In the 10 years prior to Covid, enrollment in college degree programs declined 11%. This number is true across a wide range of higher education institutions: 2 and 4-year schools, urban and rural settings, small and large colleges, universities with large endowments and community colleges struggling to make ends meet. This downward trend was projected to continue into the foreseeable future and then Covid hit.
Suddenly, students and parents wondered why they were paying 10’s of thousands of dollars in college tuition for virtual classes from home and part-time students suddenly lost the jobs that made attending school possible. Displaced Covid workers suddenly had the time – if they were lucky enough to be on unemployment – to re-evaluate life choices and parents burned-out from home schooling reimagined a work life that integrated more easily with family responsibilities.
The steady decline in college enrollment took a precipitous dive during the pandemic. Colleges that were already seeing declines, suddenly faced 40% drops in degree-seeking students overnight. Old-school ideals were no longer valid and changes in how higher education must service their customers suddenly came to the forefront. The Future became the Present and without acceptance of this new reality, many schools were in danger of closing.
Societal upheavals and changes in education and workforce training that had been incubating for over a decade suddenly burst into the reality of a Covid world.
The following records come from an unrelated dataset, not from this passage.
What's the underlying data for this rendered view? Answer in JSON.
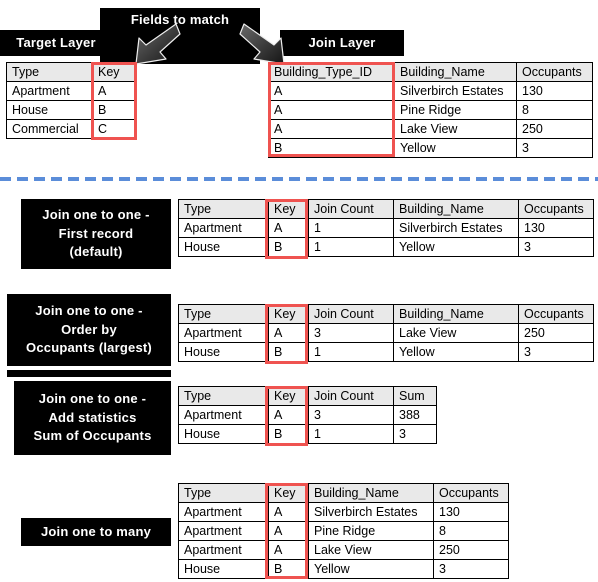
{
  "diagram": {
    "title_fields_to_match": "Fields to match",
    "target_layer_label": "Target Layer",
    "join_layer_label": "Join Layer",
    "arrow_left_name": "arrow-to-target-key",
    "arrow_right_name": "arrow-to-join-key"
  },
  "target_table": {
    "headers": [
      "Type",
      "Key"
    ],
    "rows": [
      [
        "Apartment",
        "A"
      ],
      [
        "House",
        "B"
      ],
      [
        "Commercial",
        "C"
      ]
    ]
  },
  "join_table": {
    "headers": [
      "Building_Type_ID",
      "Building_Name",
      "Occupants"
    ],
    "rows": [
      [
        "A",
        "Silverbirch Estates",
        "130"
      ],
      [
        "A",
        "Pine Ridge",
        "8"
      ],
      [
        "A",
        "Lake View",
        "250"
      ],
      [
        "B",
        "Yellow",
        "3"
      ]
    ]
  },
  "results": [
    {
      "label_lines": [
        "Join one to one -",
        "First record",
        "(default)"
      ],
      "headers": [
        "Type",
        "Key",
        "Join Count",
        "Building_Name",
        "Occupants"
      ],
      "rows": [
        [
          "Apartment",
          "A",
          "1",
          "Silverbirch Estates",
          "130"
        ],
        [
          "House",
          "B",
          "1",
          "Yellow",
          "3"
        ]
      ]
    },
    {
      "label_lines": [
        "Join one to one -",
        "Order by",
        "Occupants (largest)"
      ],
      "headers": [
        "Type",
        "Key",
        "Join Count",
        "Building_Name",
        "Occupants"
      ],
      "rows": [
        [
          "Apartment",
          "A",
          "3",
          "Lake View",
          "250"
        ],
        [
          "House",
          "B",
          "1",
          "Yellow",
          "3"
        ]
      ]
    },
    {
      "label_lines": [
        "Join one to one -",
        "Add statistics",
        "Sum of Occupants"
      ],
      "headers": [
        "Type",
        "Key",
        "Join Count",
        "Sum"
      ],
      "rows": [
        [
          "Apartment",
          "A",
          "3",
          "388"
        ],
        [
          "House",
          "B",
          "1",
          "3"
        ]
      ]
    },
    {
      "label_lines": [
        "Join one to many"
      ],
      "headers": [
        "Type",
        "Key",
        "Building_Name",
        "Occupants"
      ],
      "rows": [
        [
          "Apartment",
          "A",
          "Silverbirch Estates",
          "130"
        ],
        [
          "Apartment",
          "A",
          "Pine Ridge",
          "8"
        ],
        [
          "Apartment",
          "A",
          "Lake View",
          "250"
        ],
        [
          "House",
          "B",
          "Yellow",
          "3"
        ]
      ]
    }
  ],
  "colors": {
    "highlight_red": "#ef5350",
    "divider_blue": "#5b8dd9",
    "header_gray": "#e9e9e9",
    "label_background": "#000000"
  }
}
Plus, the skills gap that had been an issue for employers was exacerbated by disruptions in training programs. With a strained supply chain, advanced manufacturers experienced more demand for experienced workers with New Collar job skills like programming and repairing robotic systems, designing in CAD, or operating 3D Printers.
Covid as an Impetus for Innovation
Extraordinary circumstances force humans to innovate. If necessity is the mother of invention, then adversity is the father of innovation. Covid has proven to be just such an impetus for creative solutions to new, as well as existing, problems in the post-pandemic reality. When people are dying it is easier to throw caution to the wind and ideate without constraint, whether to solve a new problem or to address a more systemic issue that has been percolating.
Education, in general, and workforce training, in particular, had been in a period of change for a decade or more. Covid just provided the impetus needed to re-imagine the possibilities that could transform how people learn and gain skills for living in the 21st century.
Innovation in Workforce Training
As in every other period of extreme adversity, humans again innovated to solve problems during Covid. Suddenly, education and workforce training for advanced manufacturing is able to break through inertia and resistance to the change that visionaries knew was coming. Clinging to old concepts cannot solve the extreme situation of a pandemic, and so colleges and workforce training programs have invested in new models, as well as updated tried and true programs that had been abandoned in the pursuit of degrees.
Certificates and Digital Badges
College administrations are turning toward offering more short-term, degree-specific programs that are geared for industry’s in-demand jobs. True Digital Badges adhere to international standards developed by the OpenBadge community to verify the integrity of the badge being issued. Employers and school admissions offices can be confident that procedures were followed in issuing the badges so that they have confidence that the student has in fact earned the micro-credential.
Progressive schools like MIT and Harvard have embraced certificates for many years, and the Wall Street Journal recently reported that Harvard is considering offering a certificate version of its famed MBA to provide more flexibility for students both in time and money. MIT has a robust online certificate program that includes a strong program in additive manufacturing.
Increasingly, employers are embracing skills-based training. In 2020, IBM’s Ginni Rometty led a White House Workforce Task Force that resulted in an Executive Order for all U.S. government agencies to include skills assessment over degrees where appropriate. Since the Federal Government is the nation’s largest employer, the shift in hiring mindset will have strong impact on other employers.
Apprenticeships have trained workforce successfully since the guilds in the Middle Ages. Although registered apprenticeships through the U.S. Dept. of Labor and labor organizations in each state are still functioning, the jobs they offer are often traditional trades jobs and have desperately needed updating for 21st century digital careers.
IBM has long been a proponent of apprenticeships for IT skills and forward thinking organizations like America Makes [the national 3D Printing accelerator], the Center for Workforce Education and Innovation at Youngstown State University, and the Urban Institute created an apprenticeship framework for 3D Printing technicians at the U.S. Department of Labor. Thanks to this framework displaced restaurant workers moved over to 3D Printing during Covid at Fab Lab Hub, LLC, a 3D Printing contract service provider in Santa Fe, New Mexico, and the company expects to expand starting in Fall 2021 with the availability of trained workforce.
In the region there are about 1,000 jobs open now and into the next few years for technicians with 3D Printing training. To help fill that gap, the national New Collar Network is offering digital badges through states’ Eligible Training Provider Lists and connecting employers to the Youngstown State University program. More apprenticeships in fields that are being disrupted by digital technologies are coming to life and more are needed.
Although it is sad that it took adversity to make change happen quickly, this is often the case in the human experience. Once the wheels of true innovation start to roll on a large scale, it is hard for society to go back. That’s when transformation happens.